= Beginning of Section =
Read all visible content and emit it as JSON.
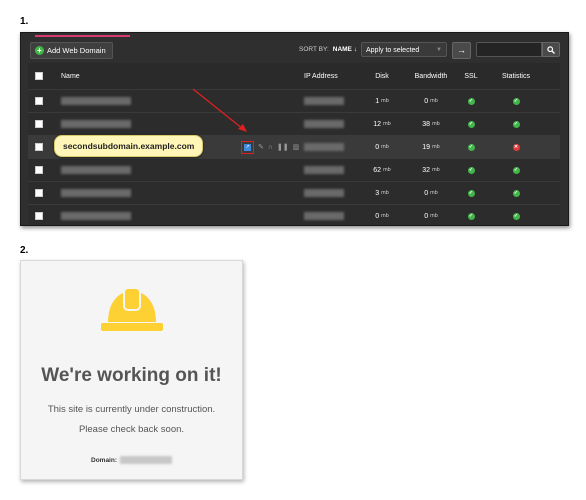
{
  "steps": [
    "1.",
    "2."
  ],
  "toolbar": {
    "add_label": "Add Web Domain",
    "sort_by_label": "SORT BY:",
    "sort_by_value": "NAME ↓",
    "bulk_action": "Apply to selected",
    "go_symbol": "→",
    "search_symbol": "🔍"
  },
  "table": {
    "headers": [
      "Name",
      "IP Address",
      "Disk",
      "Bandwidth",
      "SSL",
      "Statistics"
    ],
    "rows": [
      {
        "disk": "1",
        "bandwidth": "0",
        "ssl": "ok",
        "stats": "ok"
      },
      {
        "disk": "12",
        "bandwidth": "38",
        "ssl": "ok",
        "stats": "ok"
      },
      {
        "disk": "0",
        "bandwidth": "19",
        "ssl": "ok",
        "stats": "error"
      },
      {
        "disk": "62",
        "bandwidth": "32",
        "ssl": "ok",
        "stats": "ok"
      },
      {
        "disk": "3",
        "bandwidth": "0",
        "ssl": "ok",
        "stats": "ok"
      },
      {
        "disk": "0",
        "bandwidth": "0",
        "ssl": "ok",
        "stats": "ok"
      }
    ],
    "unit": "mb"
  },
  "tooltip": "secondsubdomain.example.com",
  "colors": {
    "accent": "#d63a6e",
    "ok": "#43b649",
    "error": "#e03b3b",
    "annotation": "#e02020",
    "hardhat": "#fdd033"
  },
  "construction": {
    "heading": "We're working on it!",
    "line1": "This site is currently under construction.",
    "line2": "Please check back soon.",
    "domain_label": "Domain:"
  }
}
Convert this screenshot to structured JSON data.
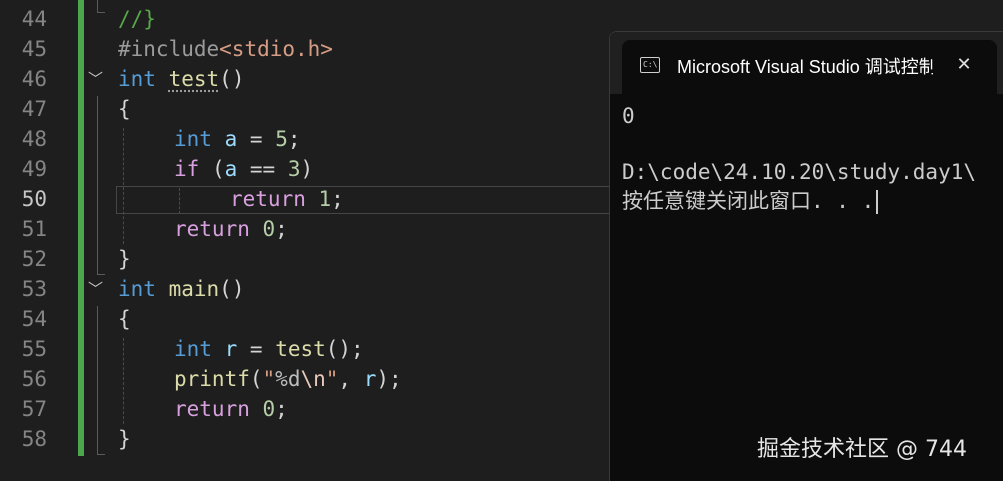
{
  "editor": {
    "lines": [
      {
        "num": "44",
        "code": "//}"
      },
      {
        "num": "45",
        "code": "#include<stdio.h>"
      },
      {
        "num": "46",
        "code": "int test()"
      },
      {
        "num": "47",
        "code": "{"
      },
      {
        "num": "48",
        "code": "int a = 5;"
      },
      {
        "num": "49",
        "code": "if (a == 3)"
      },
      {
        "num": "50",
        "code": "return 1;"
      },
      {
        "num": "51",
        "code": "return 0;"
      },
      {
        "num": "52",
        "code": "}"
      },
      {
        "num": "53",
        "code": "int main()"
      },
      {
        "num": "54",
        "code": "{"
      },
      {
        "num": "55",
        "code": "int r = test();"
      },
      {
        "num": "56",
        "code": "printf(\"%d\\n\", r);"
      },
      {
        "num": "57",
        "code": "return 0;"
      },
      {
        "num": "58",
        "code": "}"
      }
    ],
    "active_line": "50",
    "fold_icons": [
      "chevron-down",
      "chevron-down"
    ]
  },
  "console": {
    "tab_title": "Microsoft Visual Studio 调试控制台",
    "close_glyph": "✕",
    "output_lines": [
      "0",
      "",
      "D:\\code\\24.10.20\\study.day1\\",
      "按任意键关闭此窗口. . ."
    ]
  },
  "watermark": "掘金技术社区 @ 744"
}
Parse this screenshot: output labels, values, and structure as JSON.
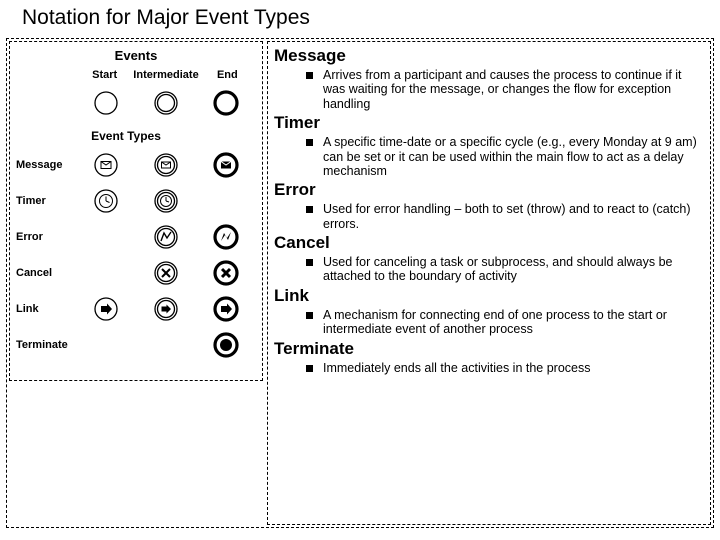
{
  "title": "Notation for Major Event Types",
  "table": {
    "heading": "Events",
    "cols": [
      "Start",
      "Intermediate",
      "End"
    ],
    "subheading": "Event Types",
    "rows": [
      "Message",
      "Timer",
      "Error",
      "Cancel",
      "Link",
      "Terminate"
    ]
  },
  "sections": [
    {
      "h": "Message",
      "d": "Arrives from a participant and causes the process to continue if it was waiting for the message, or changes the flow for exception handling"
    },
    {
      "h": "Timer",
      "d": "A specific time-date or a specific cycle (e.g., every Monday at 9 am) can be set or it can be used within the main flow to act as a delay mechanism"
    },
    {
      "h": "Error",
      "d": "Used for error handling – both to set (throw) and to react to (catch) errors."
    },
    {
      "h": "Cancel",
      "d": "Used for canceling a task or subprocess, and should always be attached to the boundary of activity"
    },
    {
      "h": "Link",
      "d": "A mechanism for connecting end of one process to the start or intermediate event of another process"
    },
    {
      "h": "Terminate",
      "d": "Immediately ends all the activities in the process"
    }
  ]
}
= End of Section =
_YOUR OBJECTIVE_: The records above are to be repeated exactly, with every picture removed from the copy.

_ANSWER FOR THE TASK_:
Read all visible content and emit it as JSON.
{
  "steps": [
    "1.",
    "2."
  ],
  "toolbar": {
    "add_label": "Add Web Domain",
    "sort_by_label": "SORT BY:",
    "sort_by_value": "NAME ↓",
    "bulk_action": "Apply to selected",
    "go_symbol": "→",
    "search_symbol": "🔍"
  },
  "table": {
    "headers": [
      "Name",
      "IP Address",
      "Disk",
      "Bandwidth",
      "SSL",
      "Statistics"
    ],
    "rows": [
      {
        "disk": "1",
        "bandwidth": "0",
        "ssl": "ok",
        "stats": "ok"
      },
      {
        "disk": "12",
        "bandwidth": "38",
        "ssl": "ok",
        "stats": "ok"
      },
      {
        "disk": "0",
        "bandwidth": "19",
        "ssl": "ok",
        "stats": "error"
      },
      {
        "disk": "62",
        "bandwidth": "32",
        "ssl": "ok",
        "stats": "ok"
      },
      {
        "disk": "3",
        "bandwidth": "0",
        "ssl": "ok",
        "stats": "ok"
      },
      {
        "disk": "0",
        "bandwidth": "0",
        "ssl": "ok",
        "stats": "ok"
      }
    ],
    "unit": "mb"
  },
  "tooltip": "secondsubdomain.example.com",
  "colors": {
    "accent": "#d63a6e",
    "ok": "#43b649",
    "error": "#e03b3b",
    "annotation": "#e02020",
    "hardhat": "#fdd033"
  },
  "construction": {
    "heading": "We're working on it!",
    "line1": "This site is currently under construction.",
    "line2": "Please check back soon.",
    "domain_label": "Domain:"
  }
}
Convert this screenshot to structured JSON data.
{
  "editor": {
    "lines": [
      {
        "num": "44",
        "code": "//}"
      },
      {
        "num": "45",
        "code": "#include<stdio.h>"
      },
      {
        "num": "46",
        "code": "int test()"
      },
      {
        "num": "47",
        "code": "{"
      },
      {
        "num": "48",
        "code": "int a = 5;"
      },
      {
        "num": "49",
        "code": "if (a == 3)"
      },
      {
        "num": "50",
        "code": "return 1;"
      },
      {
        "num": "51",
        "code": "return 0;"
      },
      {
        "num": "52",
        "code": "}"
      },
      {
        "num": "53",
        "code": "int main()"
      },
      {
        "num": "54",
        "code": "{"
      },
      {
        "num": "55",
        "code": "int r = test();"
      },
      {
        "num": "56",
        "code": "printf(\"%d\\n\", r);"
      },
      {
        "num": "57",
        "code": "return 0;"
      },
      {
        "num": "58",
        "code": "}"
      }
    ],
    "active_line": "50",
    "fold_icons": [
      "chevron-down",
      "chevron-down"
    ]
  },
  "console": {
    "tab_title": "Microsoft Visual Studio 调试控制台",
    "close_glyph": "✕",
    "output_lines": [
      "0",
      "",
      "D:\\code\\24.10.20\\study.day1\\",
      "按任意键关闭此窗口. . ."
    ]
  },
  "watermark": "掘金技术社区 @ 744"
}
Parse this screenshot: output labels, values, and structure as JSON.
{
  "title": "Notation for Major Event Types",
  "table": {
    "heading": "Events",
    "cols": [
      "Start",
      "Intermediate",
      "End"
    ],
    "subheading": "Event Types",
    "rows": [
      "Message",
      "Timer",
      "Error",
      "Cancel",
      "Link",
      "Terminate"
    ]
  },
  "sections": [
    {
      "h": "Message",
      "d": "Arrives from a participant and causes the process to continue if it was waiting for the message, or changes the flow for exception handling"
    },
    {
      "h": "Timer",
      "d": "A specific time-date or a specific cycle (e.g., every Monday at 9 am) can be set or it can be used within the main flow to act as a delay mechanism"
    },
    {
      "h": "Error",
      "d": "Used for error handling – both to set (throw) and to react to (catch) errors."
    },
    {
      "h": "Cancel",
      "d": "Used for canceling a task or subprocess, and should always be attached to the boundary of activity"
    },
    {
      "h": "Link",
      "d": "A mechanism for connecting end of one process to the start or intermediate event of another process"
    },
    {
      "h": "Terminate",
      "d": "Immediately ends all the activities in the process"
    }
  ]
}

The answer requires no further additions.